• _DATASET EXTRACT_:
--

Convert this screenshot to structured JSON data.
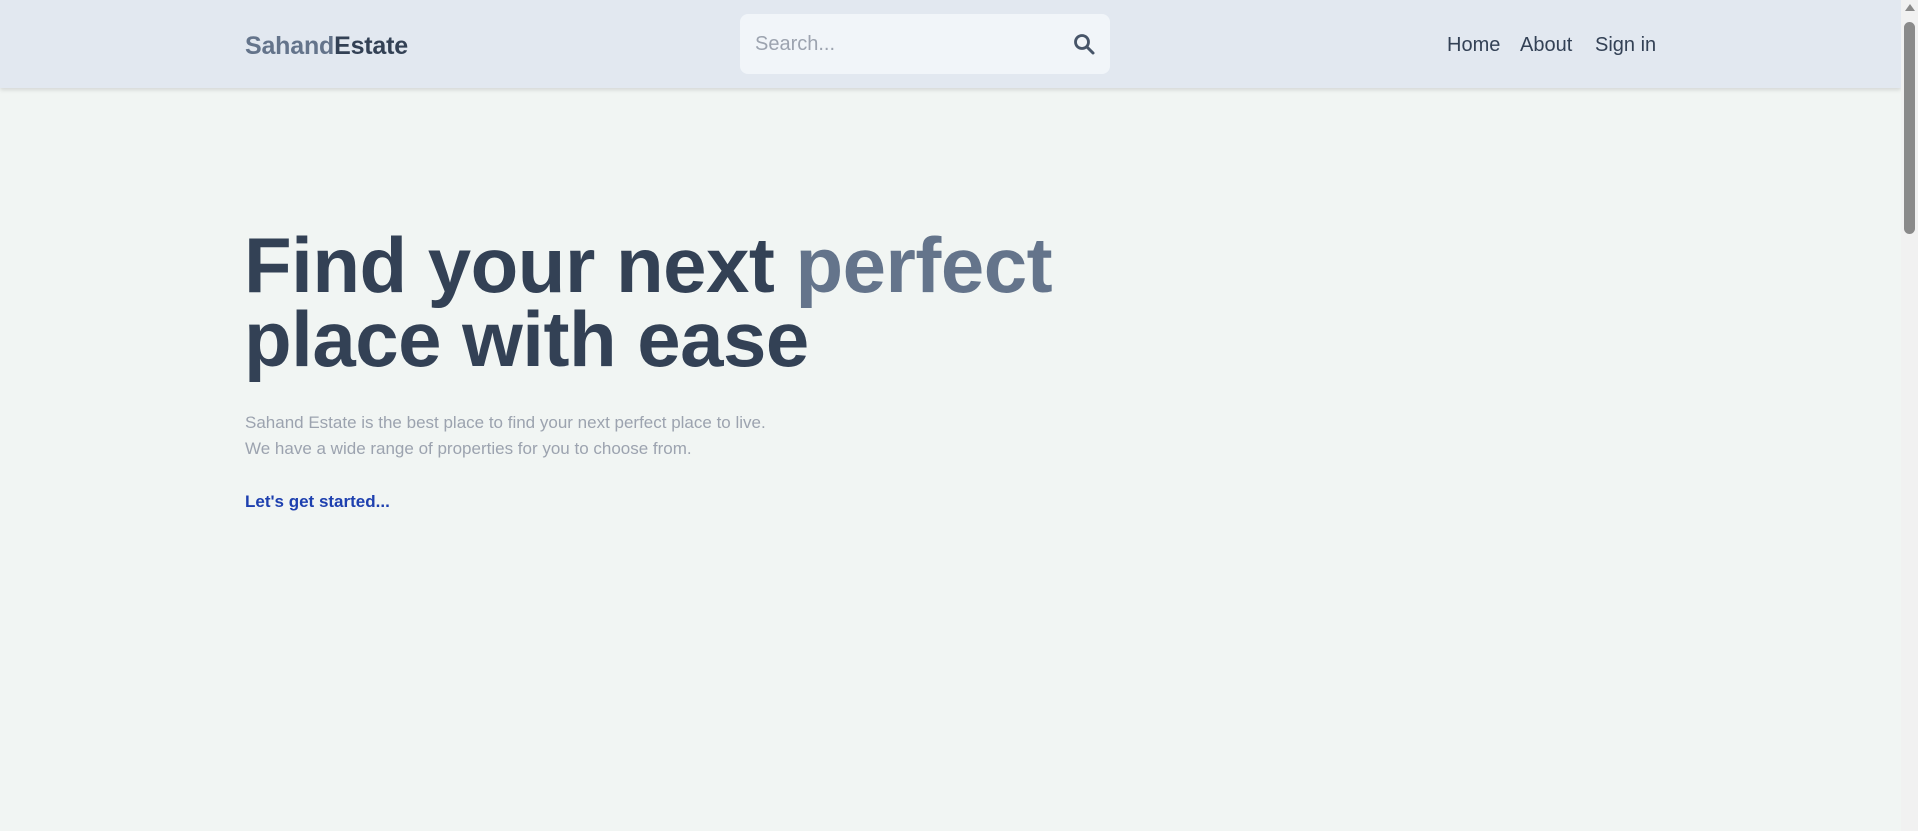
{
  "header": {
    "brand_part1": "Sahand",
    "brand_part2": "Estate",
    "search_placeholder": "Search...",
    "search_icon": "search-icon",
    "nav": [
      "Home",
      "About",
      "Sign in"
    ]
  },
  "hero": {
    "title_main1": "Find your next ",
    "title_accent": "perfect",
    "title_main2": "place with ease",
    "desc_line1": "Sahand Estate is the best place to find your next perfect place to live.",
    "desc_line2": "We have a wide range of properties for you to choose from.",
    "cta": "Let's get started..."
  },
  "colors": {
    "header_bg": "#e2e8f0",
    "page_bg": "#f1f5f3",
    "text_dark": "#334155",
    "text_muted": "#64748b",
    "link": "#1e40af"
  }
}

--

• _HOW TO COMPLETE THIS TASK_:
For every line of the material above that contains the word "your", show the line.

• _ANSWER AREA_:
    "title_main1": "Find your next ",
    "desc_line1": "Sahand Estate is the best place to find your next perfect place to live.",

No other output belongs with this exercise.